Video blogger Hank Green stated the social network intentionally exaggerated how many people view videos on Facebook and how they were unable to prevent video piracy.

Facebook came out to defend themselves for way they handle video content after Green’s criticism. The social media site said they handle intellectual property rights “very seriously”. But little is done by Facebook to reassure to content creators.

The popular Youtuber Hank Green has more than 2.6 million followers. On his blog Green said although Facebook was an “interesting” platform for video, the social network had “fundamentally devalued” videos by exaggerating views. 

In April, Facebook said it achieved up to four billion video views daily whilst YouTube claims they get “billions of views” by 1 billion users each day and Snapchat said they receive more than 3 billion,  But Green opposed Facebook’s statistics saying they counted a video as viewed just after three seconds after it was published unlike YouTube who wait 30 seconds.

Green wrote that “this might seem a little like this is a victimless crime, but it fundamentally devalues the #1 metric of online video. The view is the thing that everyone talks about and it’s the thing creators sell to advertisers in order to make a living.”

Yotube star Hank Green has some harsh words for Facebook
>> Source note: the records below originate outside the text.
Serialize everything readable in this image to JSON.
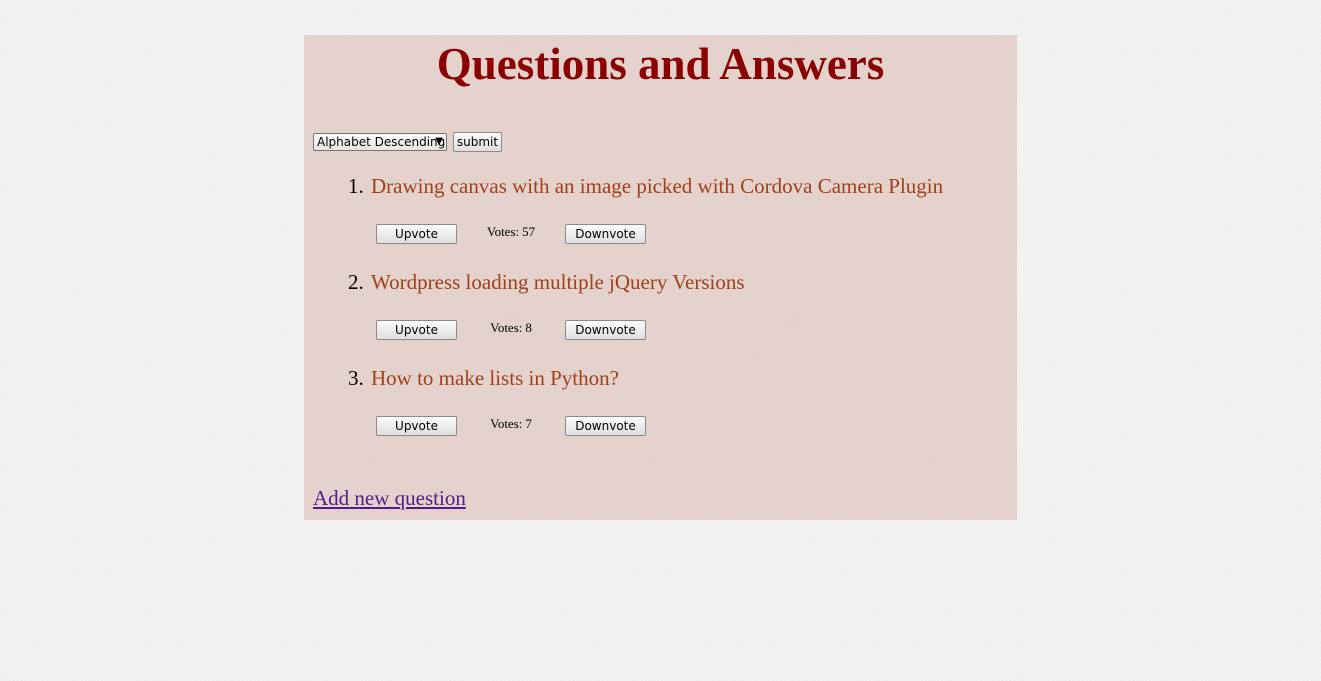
{
  "page_title": "Questions and Answers",
  "sort": {
    "selected": "Alphabet Descending",
    "submit_label": "submit"
  },
  "vote_labels": {
    "upvote": "Upvote",
    "downvote": "Downvote",
    "votes_prefix": "Votes:"
  },
  "questions": [
    {
      "number": "1.",
      "title": "Drawing canvas with an image picked with Cordova Camera Plugin",
      "votes": "57"
    },
    {
      "number": "2.",
      "title": "Wordpress loading multiple jQuery Versions",
      "votes": "8"
    },
    {
      "number": "3.",
      "title": "How to make lists in Python?",
      "votes": "7"
    }
  ],
  "add_question_label": "Add new question",
  "colors": {
    "title": "#8b0000",
    "question_link": "#a0401a",
    "visited_link": "#551a8b",
    "panel_background": "#e5d2cc"
  }
}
Green also said that Facebook stole content from other sites and made money from it. In June, advertising agency Ogilvy discovered that 73% of the most popular videos on Zuckerberg’s site had been taken from other websites, accounting for 17 billion views.

Green said it was “inexcusable” that Facebook had not developed an efficient system to spot when videos had been stolen and re-uploaded, a process known as freebooting.

Facebook said they wanted to “create a sustainable video ecosystem that works well for everyone”. The company’s product manager Matt Pakes said Facebook counted video views after three seconds because it showed a person’s “intent to watch”. He said the site had systems in place to detect stolen content and content owners could “report” freebooting. “We’re actively exploring further solutions,” said Mr Pakes. “This is a significant technical challenge at our scale, but we have a team working on it and expect to have more to share later this summer.”

So Facebook has responded to Green’s “lying, cheating, stealing” claims. Despite Green’s claim it is a victimless crime and this doesn’t pose as a massive threat to Zuckerberg’s social network.